Netflix’s recently released drama See You Yesterday presents an engaging blend of high concept sci-fi and an uncompromising grounded reality.
Directed and co-written by Stefon Bristol, the film follows C.J. and Sebastian – two genius NYC-based teenagers who discover time travel. When C.J.’s brother is racially profiled and killed while unarmed by police, the two repeatedly travel back in time to prevent the tragedy from occurring.
After looking at the credits it’s no surprise that Spike Lee serves as a producer on See You Yesterday. The acclaimed director’s touch can be felt throughout the film in the best ways. Like Lee, Bristol and co-writer Fredrica Bailey craft a film examining racial issues that are seen on a daily basis throughout the United States, but through an intimate lens. C.J.’s and Sebastian’s setting inside New York City feels vibrant and filled with personality reminiscent of Lee’s filmography like Crooklyn. In one moment C.J. and Sebastian visit a bodega, giving the owner Carlito a friendly fist bump and hand shake as they enter. As the two protagonists travel through their familiar city hotspots such as Brooklyn, these little details make their world feel tangible and lived-in.

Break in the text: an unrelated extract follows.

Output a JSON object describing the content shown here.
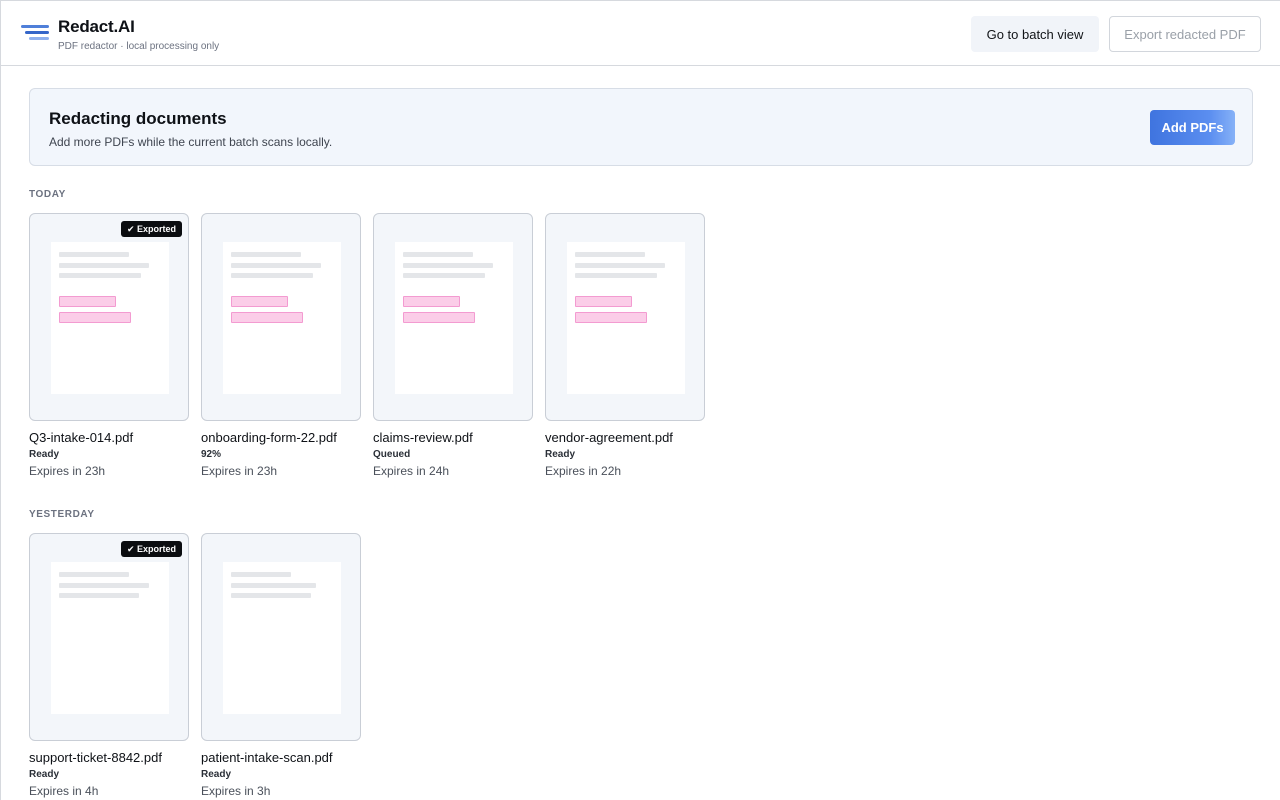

Though this is a world where C.J.’s and Sebastian’s brilliant minds should allow them limitless opportunity, their existence as black teenagers presents dangers that could cut their future unexpectedly short at any place and time. When C.J. and her brother Calvin have an argument on a neighborhood sidewalk that gets slightly heated, police show up; the officers angrily scold the two, demanding identification. It’s this real-world constant threat of racism that ends up taking the life of Calvin, and provides high stakes for this time traveling tale.
The authenticity of See You Yesterday also stems from the script by Bristol and Bailey. The dialogue possesses a breezy and naturalistic quality which helps create characters you can easily invest in; when talking C.J. and Sebastian swear and joke around like teens do. At Carlito’s bodega when Sebastian asks C.J. to get her a red slushie, she tells him red’s not a flavor. “I don’t see a red label, so your ass is getting blue raspberry,” she playfully teases.
The dialogue and story wouldn’t be as resonant without its charismatic main cast members. Eden Duncan-Smith and Danté Crichlow possess a great dynamic as C.J. and Sebastian that’s allowed to run the gamut. Whether bantering back and forth as friends, engaging in techno babble, or arguing about the potential consequences of time travel they always give the material an emotional weight. Early in the film when C.J. and Sebastian make a first successful attempt to jump back in time, Duncan-Smith and Crichlow give their characters a palpable glee as they revel in their success. Brian ‘Stro’ Bradley also gives a quietly affecting performance as Calvin, a supportive and kind brother whose life is swiftly ended.
With a timely story that’s both rooted in science fiction and the issues of today, Netflix’s See You Yesterday is one not to let slide under your radar. You may not have the ability to travel back in time, but this impactful film will make you want to go back and watch it again.